Republicans want answers — and a little political mileage. The White House wants the whole thing to go away. And until somebody starts talking, neither side is going to get what they want.
On Wednesday, Republicans renewed their daily demand that Representative Joe Sestak, the Democratic Senate candidate from Pennsylvania, and White House officials come clean about what Sestak said was a White House offer of a job if he dropped his primary challenge against Senator Arlen Specter.
Sestak, who first made the allegation to a local interviewer three months ago and confirmed it in television interviews on Sunday, won the primary last week but has refused to provide any more details. The White House says only that it looked into the issue, and nothing inappropriate happened. But it won’t say what actually did happen, or who was involved.
Not surprisingly, that does not satisfy Republicans.
“I think he ought to come clean,” Pat Toomey, Sestak’s Republican foe, told Fox News Channel. “If Joe is going to be the man of principle that he says he’s going to be in this campaign, I think he would be more forthcoming.”
Without knowing what was said or who said it, it’s hard to gauge the legality of the discussion. Government employees are prohibited by law from using their positions to influence a political race or to promise employment as a reward for political activity — a surprise to many in Washington, where top posts and premier assignments routinely go to pals, cronies and political accomplices of those in power.

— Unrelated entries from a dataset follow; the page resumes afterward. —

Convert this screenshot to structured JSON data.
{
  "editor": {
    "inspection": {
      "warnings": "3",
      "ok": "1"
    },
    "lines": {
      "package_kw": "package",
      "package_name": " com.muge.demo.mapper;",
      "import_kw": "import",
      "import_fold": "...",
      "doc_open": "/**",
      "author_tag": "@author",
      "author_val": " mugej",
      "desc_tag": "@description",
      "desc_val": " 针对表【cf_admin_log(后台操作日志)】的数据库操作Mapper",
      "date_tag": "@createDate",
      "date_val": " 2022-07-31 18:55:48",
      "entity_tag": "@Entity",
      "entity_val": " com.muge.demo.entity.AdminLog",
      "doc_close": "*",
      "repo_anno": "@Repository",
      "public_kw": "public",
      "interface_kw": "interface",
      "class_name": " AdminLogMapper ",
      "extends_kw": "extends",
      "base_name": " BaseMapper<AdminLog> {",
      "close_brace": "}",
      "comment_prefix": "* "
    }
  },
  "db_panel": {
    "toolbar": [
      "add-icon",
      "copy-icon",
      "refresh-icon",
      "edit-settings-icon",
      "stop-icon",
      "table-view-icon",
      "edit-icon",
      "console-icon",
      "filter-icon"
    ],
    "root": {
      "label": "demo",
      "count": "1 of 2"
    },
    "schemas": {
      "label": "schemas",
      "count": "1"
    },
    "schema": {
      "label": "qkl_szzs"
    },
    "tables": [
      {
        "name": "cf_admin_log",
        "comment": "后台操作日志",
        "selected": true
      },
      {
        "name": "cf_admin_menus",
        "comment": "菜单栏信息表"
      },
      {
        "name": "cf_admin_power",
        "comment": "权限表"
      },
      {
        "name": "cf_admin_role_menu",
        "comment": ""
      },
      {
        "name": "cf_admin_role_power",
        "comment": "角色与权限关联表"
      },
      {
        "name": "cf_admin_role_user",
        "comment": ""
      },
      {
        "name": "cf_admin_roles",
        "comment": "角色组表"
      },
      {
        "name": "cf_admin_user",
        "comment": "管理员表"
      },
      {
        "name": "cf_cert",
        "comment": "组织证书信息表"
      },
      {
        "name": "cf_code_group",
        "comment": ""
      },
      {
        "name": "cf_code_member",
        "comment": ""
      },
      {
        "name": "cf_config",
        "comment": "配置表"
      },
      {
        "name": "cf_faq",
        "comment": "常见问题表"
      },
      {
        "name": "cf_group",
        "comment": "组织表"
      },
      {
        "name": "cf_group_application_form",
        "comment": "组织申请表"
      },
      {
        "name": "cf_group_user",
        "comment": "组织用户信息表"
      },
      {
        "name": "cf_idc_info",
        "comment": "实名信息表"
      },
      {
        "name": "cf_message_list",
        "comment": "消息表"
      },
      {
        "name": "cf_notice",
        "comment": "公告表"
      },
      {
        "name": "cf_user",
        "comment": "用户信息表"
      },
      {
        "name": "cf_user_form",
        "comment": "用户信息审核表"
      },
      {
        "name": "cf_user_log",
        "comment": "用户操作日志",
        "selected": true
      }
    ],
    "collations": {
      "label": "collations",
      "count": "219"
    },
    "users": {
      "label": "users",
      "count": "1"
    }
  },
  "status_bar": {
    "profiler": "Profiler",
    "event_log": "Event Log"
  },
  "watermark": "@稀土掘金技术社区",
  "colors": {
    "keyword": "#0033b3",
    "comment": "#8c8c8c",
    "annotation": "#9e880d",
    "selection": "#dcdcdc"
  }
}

Republicans on the Senate Judiciary Committee tried to increase the pressure on Wednesday with a letter to Attorney General Eric Holder demanding the appointment of a special prosecutor to look into the issue.
“The allegations in this matter are very serious and, if true, suggest a possible violation of various federal criminal laws intended to safeguard our political process from the taint of bribes and political machine manipulation,” the letter said.
Some Democrats also have begun to ask for answers. Pennsylvania Governor Ed Rendell told the Allentown Morning Call the issue was a distraction and Sestak and the White House should “put this behind them.”
Photo credit: Reuters/Tim Shaffer (Sestak after casting his ballot in Democratic primary)